aware of any impact the decision made by APLS will have on our library. We are not members
of the American Library Association.”

The decision comes on the heels of concerns raised by Governor Kay Ivey in October about the
need for more parental supervision within libraries, threatening a funding cut to public libraries if
changes were not implemented. This pressure, coupled with ongoing controversies, led to the
decision to sever ties with the ALA. However, individual local public libraries are still free to
manage their own ALA memberships.

Kevin Pearcey, Director of the Greenville-Butler County Library, said local staff have not
received any complaints about inappropriate materials but emphasized the importance of
balancing access with supervision.

“That was their decision, and I certainly understand where they are coming from in the current
climate”Pearcey said.  “As a parent myself, I understand, and we are very conscious of what we
put in front of children. We ask parents to supervise their children’s reading. I certainly want to
know what my children are reading.”

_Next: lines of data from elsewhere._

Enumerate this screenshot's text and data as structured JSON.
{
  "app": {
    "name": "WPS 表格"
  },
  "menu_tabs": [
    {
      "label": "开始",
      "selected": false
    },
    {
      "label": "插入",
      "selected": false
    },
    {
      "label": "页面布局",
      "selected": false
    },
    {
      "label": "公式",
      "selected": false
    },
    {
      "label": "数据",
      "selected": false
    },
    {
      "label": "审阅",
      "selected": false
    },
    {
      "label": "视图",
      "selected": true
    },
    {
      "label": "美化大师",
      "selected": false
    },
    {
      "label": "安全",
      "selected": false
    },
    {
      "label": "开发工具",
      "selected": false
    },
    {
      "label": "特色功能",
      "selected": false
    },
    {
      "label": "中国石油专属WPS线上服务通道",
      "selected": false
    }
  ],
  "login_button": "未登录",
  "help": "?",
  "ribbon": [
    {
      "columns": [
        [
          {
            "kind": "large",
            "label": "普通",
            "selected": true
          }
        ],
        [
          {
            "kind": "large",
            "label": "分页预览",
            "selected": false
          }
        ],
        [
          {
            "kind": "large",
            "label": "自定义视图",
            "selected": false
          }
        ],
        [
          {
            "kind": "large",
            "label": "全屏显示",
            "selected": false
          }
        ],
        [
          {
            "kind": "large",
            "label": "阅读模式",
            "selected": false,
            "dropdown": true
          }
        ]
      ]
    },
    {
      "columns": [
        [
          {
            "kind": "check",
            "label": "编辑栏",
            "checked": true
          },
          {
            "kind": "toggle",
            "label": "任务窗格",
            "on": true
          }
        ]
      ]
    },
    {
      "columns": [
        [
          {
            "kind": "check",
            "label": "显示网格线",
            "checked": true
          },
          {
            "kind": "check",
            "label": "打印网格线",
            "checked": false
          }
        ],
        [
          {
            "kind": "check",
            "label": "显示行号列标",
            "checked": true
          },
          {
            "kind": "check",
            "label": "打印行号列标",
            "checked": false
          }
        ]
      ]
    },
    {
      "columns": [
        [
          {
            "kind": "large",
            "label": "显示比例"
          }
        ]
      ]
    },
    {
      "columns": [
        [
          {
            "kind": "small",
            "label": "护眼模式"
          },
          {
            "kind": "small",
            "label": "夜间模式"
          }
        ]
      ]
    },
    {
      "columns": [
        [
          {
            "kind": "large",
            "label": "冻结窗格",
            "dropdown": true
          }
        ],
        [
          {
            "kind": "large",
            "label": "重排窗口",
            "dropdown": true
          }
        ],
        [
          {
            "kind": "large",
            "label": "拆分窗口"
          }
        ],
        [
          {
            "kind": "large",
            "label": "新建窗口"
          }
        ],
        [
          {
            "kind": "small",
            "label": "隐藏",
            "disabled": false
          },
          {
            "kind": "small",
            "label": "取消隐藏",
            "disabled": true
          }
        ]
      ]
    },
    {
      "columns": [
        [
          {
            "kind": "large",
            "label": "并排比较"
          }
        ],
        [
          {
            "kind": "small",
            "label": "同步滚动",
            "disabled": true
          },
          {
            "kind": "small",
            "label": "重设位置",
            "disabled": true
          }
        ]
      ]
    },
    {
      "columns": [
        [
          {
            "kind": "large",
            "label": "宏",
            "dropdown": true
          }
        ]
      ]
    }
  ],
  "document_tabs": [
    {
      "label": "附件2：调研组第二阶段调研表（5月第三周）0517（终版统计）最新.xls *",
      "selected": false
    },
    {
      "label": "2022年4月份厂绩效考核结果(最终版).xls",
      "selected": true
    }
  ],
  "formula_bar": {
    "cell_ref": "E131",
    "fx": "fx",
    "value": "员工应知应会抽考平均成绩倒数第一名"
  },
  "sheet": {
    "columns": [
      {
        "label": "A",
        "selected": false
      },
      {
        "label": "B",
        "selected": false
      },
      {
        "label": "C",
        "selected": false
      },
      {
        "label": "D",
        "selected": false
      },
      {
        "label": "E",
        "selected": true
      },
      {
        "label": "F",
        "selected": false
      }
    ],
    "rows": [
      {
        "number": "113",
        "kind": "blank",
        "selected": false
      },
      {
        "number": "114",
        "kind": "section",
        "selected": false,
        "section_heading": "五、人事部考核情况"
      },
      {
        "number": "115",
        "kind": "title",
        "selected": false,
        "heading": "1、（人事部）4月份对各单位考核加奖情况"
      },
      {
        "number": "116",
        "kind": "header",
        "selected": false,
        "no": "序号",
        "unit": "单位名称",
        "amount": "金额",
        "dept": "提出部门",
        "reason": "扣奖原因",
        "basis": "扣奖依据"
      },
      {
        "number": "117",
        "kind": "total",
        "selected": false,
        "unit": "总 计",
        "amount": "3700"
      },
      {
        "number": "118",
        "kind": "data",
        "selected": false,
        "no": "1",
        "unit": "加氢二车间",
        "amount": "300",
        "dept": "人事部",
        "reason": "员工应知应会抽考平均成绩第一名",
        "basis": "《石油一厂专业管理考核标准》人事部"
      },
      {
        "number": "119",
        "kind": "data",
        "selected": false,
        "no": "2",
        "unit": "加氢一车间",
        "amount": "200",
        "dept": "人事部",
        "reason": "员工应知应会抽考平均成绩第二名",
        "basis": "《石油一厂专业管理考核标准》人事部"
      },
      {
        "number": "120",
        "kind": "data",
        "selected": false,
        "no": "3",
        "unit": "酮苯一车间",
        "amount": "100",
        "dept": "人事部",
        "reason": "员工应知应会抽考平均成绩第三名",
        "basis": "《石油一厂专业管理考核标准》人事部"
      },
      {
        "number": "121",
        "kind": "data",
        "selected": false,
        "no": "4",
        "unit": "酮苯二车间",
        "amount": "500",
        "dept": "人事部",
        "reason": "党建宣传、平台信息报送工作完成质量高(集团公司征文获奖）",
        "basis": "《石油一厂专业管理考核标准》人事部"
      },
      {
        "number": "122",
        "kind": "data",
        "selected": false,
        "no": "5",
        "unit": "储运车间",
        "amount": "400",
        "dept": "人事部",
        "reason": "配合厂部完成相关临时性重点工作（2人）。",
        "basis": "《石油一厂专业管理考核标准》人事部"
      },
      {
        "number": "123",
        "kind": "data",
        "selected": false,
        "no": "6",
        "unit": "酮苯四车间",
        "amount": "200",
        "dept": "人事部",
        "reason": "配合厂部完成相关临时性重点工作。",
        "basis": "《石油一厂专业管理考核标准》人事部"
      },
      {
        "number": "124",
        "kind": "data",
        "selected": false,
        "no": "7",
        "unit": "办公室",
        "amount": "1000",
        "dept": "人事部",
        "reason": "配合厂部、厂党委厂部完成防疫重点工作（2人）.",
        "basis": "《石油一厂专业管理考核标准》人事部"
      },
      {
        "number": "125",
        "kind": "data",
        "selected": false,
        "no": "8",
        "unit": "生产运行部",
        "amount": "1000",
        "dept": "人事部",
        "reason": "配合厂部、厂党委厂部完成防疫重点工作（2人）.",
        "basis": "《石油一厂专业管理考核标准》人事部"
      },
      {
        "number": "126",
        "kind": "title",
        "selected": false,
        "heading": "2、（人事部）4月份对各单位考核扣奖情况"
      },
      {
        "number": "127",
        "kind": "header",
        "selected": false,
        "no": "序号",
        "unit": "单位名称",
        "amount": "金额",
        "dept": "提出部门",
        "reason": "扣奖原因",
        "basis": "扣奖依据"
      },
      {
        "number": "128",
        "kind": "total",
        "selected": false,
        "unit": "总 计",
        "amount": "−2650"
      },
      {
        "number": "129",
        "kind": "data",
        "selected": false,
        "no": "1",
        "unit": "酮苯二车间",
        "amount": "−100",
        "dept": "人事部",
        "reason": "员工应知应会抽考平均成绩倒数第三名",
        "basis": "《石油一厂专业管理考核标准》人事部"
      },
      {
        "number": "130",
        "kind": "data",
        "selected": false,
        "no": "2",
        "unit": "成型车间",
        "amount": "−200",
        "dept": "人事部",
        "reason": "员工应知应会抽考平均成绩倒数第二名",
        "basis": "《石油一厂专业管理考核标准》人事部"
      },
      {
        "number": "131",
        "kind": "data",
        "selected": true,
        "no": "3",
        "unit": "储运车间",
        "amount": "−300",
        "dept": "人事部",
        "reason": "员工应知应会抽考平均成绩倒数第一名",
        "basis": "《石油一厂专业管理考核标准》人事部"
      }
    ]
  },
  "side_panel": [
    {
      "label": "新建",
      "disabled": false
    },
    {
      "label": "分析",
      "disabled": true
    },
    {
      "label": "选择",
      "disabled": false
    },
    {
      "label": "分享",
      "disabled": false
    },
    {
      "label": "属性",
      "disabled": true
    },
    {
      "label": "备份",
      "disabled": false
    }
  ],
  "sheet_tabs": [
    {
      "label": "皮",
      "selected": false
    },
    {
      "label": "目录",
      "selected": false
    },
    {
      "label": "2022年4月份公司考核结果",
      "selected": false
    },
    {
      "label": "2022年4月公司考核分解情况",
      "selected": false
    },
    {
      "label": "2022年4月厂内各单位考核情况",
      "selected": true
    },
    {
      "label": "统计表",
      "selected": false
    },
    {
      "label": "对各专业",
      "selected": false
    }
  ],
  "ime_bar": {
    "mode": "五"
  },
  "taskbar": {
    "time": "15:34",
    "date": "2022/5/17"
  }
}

Three ALPS members voted to end the affiliation immediately, rather than waiting until March
when the current membership expires. The ALA offers grants and training to libraries
nationwide, providing $293,200 in grants to 36 Alabama libraries since 2021.

While the ALA states its mission is to “provide leadership for the development, promotion, and
improvement of library and information services and the profession of librarianship in order to
enhance learning and ensure access to information for all, critics argue that the national
association has become a radical activist organization,” Alabama is among several states that have recently decided to leave the ALA, citing concerns about training, materials, and the organizationss approach to sexually explicit content.

The decision to leave the ALA reflects the complexities of balancing access to information with
concerns about age-appropriate content and reflects ongoing debates about the role of libraries
in shaping community values.